#### [WHAT IS BEING ASKED]
Take the listing below and output it again exactly.

#### [PROVIDED RECORDS]
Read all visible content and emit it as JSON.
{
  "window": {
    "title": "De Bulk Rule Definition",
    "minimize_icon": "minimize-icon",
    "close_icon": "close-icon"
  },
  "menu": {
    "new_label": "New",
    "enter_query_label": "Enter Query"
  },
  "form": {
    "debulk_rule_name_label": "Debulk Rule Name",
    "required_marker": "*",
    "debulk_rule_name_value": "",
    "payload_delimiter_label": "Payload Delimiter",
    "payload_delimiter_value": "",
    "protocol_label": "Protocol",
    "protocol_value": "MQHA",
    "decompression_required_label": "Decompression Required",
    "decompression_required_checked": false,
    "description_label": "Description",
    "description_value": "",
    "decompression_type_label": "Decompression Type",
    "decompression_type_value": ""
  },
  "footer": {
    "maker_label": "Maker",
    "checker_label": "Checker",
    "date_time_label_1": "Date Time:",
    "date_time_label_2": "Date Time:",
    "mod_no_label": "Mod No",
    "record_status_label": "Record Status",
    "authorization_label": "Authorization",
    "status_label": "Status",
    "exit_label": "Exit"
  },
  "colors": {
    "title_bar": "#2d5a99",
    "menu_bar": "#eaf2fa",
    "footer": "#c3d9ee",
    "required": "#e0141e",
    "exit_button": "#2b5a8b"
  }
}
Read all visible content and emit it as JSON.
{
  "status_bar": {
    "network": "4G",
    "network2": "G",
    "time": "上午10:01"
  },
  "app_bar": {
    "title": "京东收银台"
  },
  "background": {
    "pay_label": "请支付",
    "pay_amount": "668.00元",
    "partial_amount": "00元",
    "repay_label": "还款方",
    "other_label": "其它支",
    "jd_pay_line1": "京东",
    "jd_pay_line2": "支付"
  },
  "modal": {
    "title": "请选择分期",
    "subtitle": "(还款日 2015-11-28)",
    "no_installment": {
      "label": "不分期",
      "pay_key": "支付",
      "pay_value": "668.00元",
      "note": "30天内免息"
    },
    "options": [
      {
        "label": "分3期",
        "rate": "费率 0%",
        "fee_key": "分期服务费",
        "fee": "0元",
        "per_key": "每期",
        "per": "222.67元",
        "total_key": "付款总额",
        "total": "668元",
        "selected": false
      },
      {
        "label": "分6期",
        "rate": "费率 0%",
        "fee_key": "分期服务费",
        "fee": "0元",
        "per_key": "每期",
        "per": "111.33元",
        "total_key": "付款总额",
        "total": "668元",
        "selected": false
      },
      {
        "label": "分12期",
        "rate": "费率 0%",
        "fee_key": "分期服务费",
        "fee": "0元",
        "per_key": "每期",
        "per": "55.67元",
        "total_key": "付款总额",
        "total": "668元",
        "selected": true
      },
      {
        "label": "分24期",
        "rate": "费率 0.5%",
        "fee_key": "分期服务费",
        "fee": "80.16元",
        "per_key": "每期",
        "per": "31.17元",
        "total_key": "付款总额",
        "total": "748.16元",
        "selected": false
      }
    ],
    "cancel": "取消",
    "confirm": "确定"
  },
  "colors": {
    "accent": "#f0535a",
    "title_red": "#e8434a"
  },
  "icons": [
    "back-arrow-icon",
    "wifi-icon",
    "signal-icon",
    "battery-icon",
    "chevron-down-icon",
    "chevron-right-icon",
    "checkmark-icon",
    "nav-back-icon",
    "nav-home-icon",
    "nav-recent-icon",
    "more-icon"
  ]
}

#### [ANSWER SECTION]
Read all visible content and emit it as JSON.
{
  "window": {
    "title": "De Bulk Rule Definition",
    "minimize_icon": "minimize-icon",
    "close_icon": "close-icon"
  },
  "menu": {
    "new_label": "New",
    "enter_query_label": "Enter Query"
  },
  "form": {
    "debulk_rule_name_label": "Debulk Rule Name",
    "required_marker": "*",
    "debulk_rule_name_value": "",
    "payload_delimiter_label": "Payload Delimiter",
    "payload_delimiter_value": "",
    "protocol_label": "Protocol",
    "protocol_value": "MQHA",
    "decompression_required_label": "Decompression Required",
    "decompression_required_checked": false,
    "description_label": "Description",
    "description_value": "",
    "decompression_type_label": "Decompression Type",
    "decompression_type_value": ""
  },
  "footer": {
    "maker_label": "Maker",
    "checker_label": "Checker",
    "date_time_label_1": "Date Time:",
    "date_time_label_2": "Date Time:",
    "mod_no_label": "Mod No",
    "record_status_label": "Record Status",
    "authorization_label": "Authorization",
    "status_label": "Status",
    "exit_label": "Exit"
  },
  "colors": {
    "title_bar": "#2d5a99",
    "menu_bar": "#eaf2fa",
    "footer": "#c3d9ee",
    "required": "#e0141e",
    "exit_button": "#2b5a8b"
  }
}
Read all visible content and emit it as JSON.
{
  "status_bar": {
    "network": "4G",
    "network2": "G",
    "time": "上午10:01"
  },
  "app_bar": {
    "title": "京东收银台"
  },
  "background": {
    "pay_label": "请支付",
    "pay_amount": "668.00元",
    "partial_amount": "00元",
    "repay_label": "还款方",
    "other_label": "其它支",
    "jd_pay_line1": "京东",
    "jd_pay_line2": "支付"
  },
  "modal": {
    "title": "请选择分期",
    "subtitle": "(还款日 2015-11-28)",
    "no_installment": {
      "label": "不分期",
      "pay_key": "支付",
      "pay_value": "668.00元",
      "note": "30天内免息"
    },
    "options": [
      {
        "label": "分3期",
        "rate": "费率 0%",
        "fee_key": "分期服务费",
        "fee": "0元",
        "per_key": "每期",
        "per": "222.67元",
        "total_key": "付款总额",
        "total": "668元",
        "selected": false
      },
      {
        "label": "分6期",
        "rate": "费率 0%",
        "fee_key": "分期服务费",
        "fee": "0元",
        "per_key": "每期",
        "per": "111.33元",
        "total_key": "付款总额",
        "total": "668元",
        "selected": false
      },
      {
        "label": "分12期",
        "rate": "费率 0%",
        "fee_key": "分期服务费",
        "fee": "0元",
        "per_key": "每期",
        "per": "55.67元",
        "total_key": "付款总额",
        "total": "668元",
        "selected": true
      },
      {
        "label": "分24期",
        "rate": "费率 0.5%",
        "fee_key": "分期服务费",
        "fee": "80.16元",
        "per_key": "每期",
        "per": "31.17元",
        "total_key": "付款总额",
        "total": "748.16元",
        "selected": false
      }
    ],
    "cancel": "取消",
    "confirm": "确定"
  },
  "colors": {
    "accent": "#f0535a",
    "title_red": "#e8434a"
  },
  "icons": [
    "back-arrow-icon",
    "wifi-icon",
    "signal-icon",
    "battery-icon",
    "chevron-down-icon",
    "chevron-right-icon",
    "checkmark-icon",
    "nav-back-icon",
    "nav-home-icon",
    "nav-recent-icon",
    "more-icon"
  ]
}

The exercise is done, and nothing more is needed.